§ Exercise description
Whenever a line in the entries below contains the string "JSON", copy that line.

[Entries from a dataset of interfaces]
◆ ◆ ◆
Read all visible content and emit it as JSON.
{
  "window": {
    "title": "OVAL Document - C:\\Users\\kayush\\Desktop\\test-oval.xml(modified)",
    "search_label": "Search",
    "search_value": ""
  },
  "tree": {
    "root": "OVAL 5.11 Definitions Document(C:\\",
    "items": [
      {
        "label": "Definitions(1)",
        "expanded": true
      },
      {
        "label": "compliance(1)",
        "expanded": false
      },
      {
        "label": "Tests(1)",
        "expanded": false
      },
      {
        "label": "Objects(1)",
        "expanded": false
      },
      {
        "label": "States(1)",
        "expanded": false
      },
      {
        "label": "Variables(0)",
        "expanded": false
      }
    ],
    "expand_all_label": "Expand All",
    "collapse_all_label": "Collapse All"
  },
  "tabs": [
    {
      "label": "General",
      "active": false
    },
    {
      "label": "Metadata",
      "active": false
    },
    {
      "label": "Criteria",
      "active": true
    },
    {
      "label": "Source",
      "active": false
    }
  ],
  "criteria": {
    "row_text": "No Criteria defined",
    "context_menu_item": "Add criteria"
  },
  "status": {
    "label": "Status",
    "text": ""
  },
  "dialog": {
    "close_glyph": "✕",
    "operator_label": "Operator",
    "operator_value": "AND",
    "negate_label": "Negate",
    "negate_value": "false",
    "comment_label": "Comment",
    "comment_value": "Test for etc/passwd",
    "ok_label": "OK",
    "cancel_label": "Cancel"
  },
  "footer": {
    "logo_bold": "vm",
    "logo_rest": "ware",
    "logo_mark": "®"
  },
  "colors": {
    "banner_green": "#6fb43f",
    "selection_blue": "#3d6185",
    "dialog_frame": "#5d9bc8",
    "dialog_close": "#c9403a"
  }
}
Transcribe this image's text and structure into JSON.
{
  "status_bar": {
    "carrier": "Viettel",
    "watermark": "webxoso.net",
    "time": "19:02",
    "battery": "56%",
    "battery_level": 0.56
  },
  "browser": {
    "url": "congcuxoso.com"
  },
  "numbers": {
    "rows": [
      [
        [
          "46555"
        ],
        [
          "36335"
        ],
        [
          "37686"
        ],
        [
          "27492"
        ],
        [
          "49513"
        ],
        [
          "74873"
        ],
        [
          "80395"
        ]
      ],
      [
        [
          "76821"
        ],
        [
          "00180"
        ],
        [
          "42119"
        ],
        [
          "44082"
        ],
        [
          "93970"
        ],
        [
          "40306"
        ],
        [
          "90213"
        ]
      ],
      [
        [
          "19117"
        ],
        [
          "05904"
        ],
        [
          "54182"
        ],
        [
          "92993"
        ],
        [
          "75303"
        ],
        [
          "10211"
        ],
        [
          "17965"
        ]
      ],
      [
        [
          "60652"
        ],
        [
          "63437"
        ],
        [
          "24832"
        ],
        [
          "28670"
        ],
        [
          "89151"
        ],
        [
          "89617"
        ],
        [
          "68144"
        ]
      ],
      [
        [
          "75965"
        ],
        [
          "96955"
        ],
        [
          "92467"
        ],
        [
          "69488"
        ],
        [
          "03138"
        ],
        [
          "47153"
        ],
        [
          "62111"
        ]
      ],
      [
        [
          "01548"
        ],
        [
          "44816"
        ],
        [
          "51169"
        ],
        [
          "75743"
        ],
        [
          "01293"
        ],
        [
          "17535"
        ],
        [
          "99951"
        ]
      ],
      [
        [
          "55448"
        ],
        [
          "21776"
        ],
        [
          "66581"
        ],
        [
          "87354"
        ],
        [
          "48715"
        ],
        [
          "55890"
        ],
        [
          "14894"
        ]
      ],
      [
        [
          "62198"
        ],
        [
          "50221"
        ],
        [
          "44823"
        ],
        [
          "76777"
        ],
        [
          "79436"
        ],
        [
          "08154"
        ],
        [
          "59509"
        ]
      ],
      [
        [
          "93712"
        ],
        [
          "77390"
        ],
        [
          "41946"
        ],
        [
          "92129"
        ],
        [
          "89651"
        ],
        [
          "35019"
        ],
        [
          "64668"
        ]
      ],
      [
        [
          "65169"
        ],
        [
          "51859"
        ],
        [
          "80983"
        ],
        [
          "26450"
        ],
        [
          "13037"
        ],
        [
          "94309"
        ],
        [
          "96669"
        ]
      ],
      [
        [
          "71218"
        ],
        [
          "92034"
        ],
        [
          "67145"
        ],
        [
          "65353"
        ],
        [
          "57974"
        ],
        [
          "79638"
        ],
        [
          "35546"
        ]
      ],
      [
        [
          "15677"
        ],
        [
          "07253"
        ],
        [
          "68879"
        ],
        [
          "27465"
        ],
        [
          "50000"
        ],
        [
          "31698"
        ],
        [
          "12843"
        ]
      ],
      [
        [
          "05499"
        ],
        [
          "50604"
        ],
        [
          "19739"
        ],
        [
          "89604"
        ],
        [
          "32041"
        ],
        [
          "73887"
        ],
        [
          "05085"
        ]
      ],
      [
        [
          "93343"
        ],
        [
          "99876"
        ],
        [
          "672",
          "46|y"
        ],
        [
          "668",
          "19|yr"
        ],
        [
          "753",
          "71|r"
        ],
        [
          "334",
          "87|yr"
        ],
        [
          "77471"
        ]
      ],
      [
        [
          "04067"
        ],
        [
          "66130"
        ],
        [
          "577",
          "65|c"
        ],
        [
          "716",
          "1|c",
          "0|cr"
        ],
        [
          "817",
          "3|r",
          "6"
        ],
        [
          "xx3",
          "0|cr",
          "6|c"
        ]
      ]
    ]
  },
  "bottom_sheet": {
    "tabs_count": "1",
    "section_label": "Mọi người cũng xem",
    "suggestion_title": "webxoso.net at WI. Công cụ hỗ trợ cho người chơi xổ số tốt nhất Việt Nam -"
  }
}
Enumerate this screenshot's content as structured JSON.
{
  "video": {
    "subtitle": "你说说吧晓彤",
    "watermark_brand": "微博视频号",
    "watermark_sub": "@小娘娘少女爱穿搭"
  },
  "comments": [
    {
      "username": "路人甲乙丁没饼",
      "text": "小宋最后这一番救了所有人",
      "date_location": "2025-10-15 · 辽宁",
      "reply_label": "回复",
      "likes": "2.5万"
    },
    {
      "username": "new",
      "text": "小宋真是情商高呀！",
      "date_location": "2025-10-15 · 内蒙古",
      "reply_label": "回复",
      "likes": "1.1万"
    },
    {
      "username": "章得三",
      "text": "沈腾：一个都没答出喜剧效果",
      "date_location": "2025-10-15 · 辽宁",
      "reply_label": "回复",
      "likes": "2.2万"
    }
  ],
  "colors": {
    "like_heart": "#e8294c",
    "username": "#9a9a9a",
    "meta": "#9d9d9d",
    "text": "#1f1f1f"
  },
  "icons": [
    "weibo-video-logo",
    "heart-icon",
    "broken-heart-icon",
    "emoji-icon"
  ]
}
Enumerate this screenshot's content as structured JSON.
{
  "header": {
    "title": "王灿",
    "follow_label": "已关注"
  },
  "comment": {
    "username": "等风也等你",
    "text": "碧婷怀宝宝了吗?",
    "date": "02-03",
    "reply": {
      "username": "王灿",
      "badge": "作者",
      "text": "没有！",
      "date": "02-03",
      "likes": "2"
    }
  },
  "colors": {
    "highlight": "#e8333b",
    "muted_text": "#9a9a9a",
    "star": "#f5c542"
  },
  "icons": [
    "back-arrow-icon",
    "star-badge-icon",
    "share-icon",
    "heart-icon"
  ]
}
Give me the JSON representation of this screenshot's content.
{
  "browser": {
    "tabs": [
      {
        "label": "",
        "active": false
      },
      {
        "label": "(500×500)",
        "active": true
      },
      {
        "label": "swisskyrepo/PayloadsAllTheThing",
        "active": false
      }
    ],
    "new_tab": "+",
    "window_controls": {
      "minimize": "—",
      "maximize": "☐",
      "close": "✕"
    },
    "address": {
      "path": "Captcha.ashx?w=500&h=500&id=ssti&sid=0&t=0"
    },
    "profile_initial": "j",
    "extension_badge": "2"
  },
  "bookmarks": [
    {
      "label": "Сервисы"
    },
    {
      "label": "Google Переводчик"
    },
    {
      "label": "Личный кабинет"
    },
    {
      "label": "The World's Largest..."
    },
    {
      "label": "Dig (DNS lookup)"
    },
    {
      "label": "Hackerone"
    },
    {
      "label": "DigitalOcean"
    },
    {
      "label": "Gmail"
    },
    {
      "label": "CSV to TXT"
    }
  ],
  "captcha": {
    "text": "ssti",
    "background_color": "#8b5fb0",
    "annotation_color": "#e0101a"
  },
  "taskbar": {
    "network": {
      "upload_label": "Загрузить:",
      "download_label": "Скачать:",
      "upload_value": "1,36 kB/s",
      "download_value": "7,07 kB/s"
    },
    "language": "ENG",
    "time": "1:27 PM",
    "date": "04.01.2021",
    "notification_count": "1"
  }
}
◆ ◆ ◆
§ Answer area
Read all visible content and emit it as JSON.
Transcribe this image's text and structure into JSON.
Enumerate this screenshot's content as structured JSON.
Enumerate this screenshot's content as structured JSON.
Give me the JSON representation of this screenshot's content.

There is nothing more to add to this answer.